# Data about app and page elements
[Start of section]

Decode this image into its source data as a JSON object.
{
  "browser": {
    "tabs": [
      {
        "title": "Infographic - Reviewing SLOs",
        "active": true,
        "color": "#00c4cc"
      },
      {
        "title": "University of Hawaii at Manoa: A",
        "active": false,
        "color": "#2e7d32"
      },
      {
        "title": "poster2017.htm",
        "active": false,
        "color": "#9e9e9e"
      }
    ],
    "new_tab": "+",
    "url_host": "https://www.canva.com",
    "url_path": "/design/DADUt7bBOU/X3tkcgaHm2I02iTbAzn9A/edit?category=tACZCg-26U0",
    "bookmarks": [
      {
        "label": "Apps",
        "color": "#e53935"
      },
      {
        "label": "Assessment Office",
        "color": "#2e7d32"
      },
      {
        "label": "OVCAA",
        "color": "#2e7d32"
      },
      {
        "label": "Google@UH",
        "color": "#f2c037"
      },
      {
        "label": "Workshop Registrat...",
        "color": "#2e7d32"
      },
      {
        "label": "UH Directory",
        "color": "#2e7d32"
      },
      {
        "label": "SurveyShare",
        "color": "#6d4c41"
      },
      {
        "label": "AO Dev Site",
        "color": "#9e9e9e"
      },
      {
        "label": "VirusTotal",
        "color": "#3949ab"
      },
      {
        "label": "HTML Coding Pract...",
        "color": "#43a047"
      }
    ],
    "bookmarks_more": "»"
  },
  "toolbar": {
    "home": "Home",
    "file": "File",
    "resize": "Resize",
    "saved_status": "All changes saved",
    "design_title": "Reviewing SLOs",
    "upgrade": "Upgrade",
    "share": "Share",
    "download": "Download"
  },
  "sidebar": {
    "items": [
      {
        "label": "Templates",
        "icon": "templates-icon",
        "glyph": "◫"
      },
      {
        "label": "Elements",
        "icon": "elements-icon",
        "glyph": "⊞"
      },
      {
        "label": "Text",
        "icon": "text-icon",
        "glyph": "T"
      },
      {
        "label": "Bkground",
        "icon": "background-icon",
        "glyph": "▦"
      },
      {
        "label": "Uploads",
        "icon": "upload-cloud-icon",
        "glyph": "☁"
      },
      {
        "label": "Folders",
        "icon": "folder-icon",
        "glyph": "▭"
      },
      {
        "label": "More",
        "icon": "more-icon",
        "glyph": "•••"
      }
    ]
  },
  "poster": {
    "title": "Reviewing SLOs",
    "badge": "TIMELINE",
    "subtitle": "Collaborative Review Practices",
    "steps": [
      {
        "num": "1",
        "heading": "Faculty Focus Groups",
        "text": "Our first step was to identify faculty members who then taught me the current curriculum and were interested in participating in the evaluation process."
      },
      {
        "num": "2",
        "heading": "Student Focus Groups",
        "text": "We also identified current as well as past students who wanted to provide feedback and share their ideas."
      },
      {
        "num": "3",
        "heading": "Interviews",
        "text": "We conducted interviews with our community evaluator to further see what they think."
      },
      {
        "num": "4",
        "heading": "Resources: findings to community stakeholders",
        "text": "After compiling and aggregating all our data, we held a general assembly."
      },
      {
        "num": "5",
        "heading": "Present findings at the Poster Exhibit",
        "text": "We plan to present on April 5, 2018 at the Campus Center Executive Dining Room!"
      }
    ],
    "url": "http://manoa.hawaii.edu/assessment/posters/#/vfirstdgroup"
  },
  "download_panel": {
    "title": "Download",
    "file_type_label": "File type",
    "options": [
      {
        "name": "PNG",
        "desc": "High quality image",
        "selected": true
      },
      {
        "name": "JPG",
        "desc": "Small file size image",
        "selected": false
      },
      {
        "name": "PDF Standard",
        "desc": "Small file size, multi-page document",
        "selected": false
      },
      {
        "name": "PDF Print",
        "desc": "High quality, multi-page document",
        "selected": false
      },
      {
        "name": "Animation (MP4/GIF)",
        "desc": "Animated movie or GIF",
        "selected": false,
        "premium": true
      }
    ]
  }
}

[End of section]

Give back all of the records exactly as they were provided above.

Decode this image into its source data as a JSON object.
{
  "browser": {
    "tabs": [
      {
        "title": "Infographic - Reviewing SLOs",
        "active": true,
        "color": "#00c4cc"
      },
      {
        "title": "University of Hawaii at Manoa: A",
        "active": false,
        "color": "#2e7d32"
      },
      {
        "title": "poster2017.htm",
        "active": false,
        "color": "#9e9e9e"
      }
    ],
    "new_tab": "+",
    "url_host": "https://www.canva.com",
    "url_path": "/design/DADUt7bBOU/X3tkcgaHm2I02iTbAzn9A/edit?category=tACZCg-26U0",
    "bookmarks": [
      {
        "label": "Apps",
        "color": "#e53935"
      },
      {
        "label": "Assessment Office",
        "color": "#2e7d32"
      },
      {
        "label": "OVCAA",
        "color": "#2e7d32"
      },
      {
        "label": "Google@UH",
        "color": "#f2c037"
      },
      {
        "label": "Workshop Registrat...",
        "color": "#2e7d32"
      },
      {
        "label": "UH Directory",
        "color": "#2e7d32"
      },
      {
        "label": "SurveyShare",
        "color": "#6d4c41"
      },
      {
        "label": "AO Dev Site",
        "color": "#9e9e9e"
      },
      {
        "label": "VirusTotal",
        "color": "#3949ab"
      },
      {
        "label": "HTML Coding Pract...",
        "color": "#43a047"
      }
    ],
    "bookmarks_more": "»"
  },
  "toolbar": {
    "home": "Home",
    "file": "File",
    "resize": "Resize",
    "saved_status": "All changes saved",
    "design_title": "Reviewing SLOs",
    "upgrade": "Upgrade",
    "share": "Share",
    "download": "Download"
  },
  "sidebar": {
    "items": [
      {
        "label": "Templates",
        "icon": "templates-icon",
        "glyph": "◫"
      },
      {
        "label": "Elements",
        "icon": "elements-icon",
        "glyph": "⊞"
      },
      {
        "label": "Text",
        "icon": "text-icon",
        "glyph": "T"
      },
      {
        "label": "Bkground",
        "icon": "background-icon",
        "glyph": "▦"
      },
      {
        "label": "Uploads",
        "icon": "upload-cloud-icon",
        "glyph": "☁"
      },
      {
        "label": "Folders",
        "icon": "folder-icon",
        "glyph": "▭"
      },
      {
        "label": "More",
        "icon": "more-icon",
        "glyph": "•••"
      }
    ]
  },
  "poster": {
    "title": "Reviewing SLOs",
    "badge": "TIMELINE",
    "subtitle": "Collaborative Review Practices",
    "steps": [
      {
        "num": "1",
        "heading": "Faculty Focus Groups",
        "text": "Our first step was to identify faculty members who then taught me the current curriculum and were interested in participating in the evaluation process."
      },
      {
        "num": "2",
        "heading": "Student Focus Groups",
        "text": "We also identified current as well as past students who wanted to provide feedback and share their ideas."
      },
      {
        "num": "3",
        "heading": "Interviews",
        "text": "We conducted interviews with our community evaluator to further see what they think."
      },
      {
        "num": "4",
        "heading": "Resources: findings to community stakeholders",
        "text": "After compiling and aggregating all our data, we held a general assembly."
      },
      {
        "num": "5",
        "heading": "Present findings at the Poster Exhibit",
        "text": "We plan to present on April 5, 2018 at the Campus Center Executive Dining Room!"
      }
    ],
    "url": "http://manoa.hawaii.edu/assessment/posters/#/vfirstdgroup"
  },
  "download_panel": {
    "title": "Download",
    "file_type_label": "File type",
    "options": [
      {
        "name": "PNG",
        "desc": "High quality image",
        "selected": true
      },
      {
        "name": "JPG",
        "desc": "Small file size image",
        "selected": false
      },
      {
        "name": "PDF Standard",
        "desc": "Small file size, multi-page document",
        "selected": false
      },
      {
        "name": "PDF Print",
        "desc": "High quality, multi-page document",
        "selected": false
      },
      {
        "name": "Animation (MP4/GIF)",
        "desc": "Animated movie or GIF",
        "selected": false,
        "premium": true
      }
    ]
  }
}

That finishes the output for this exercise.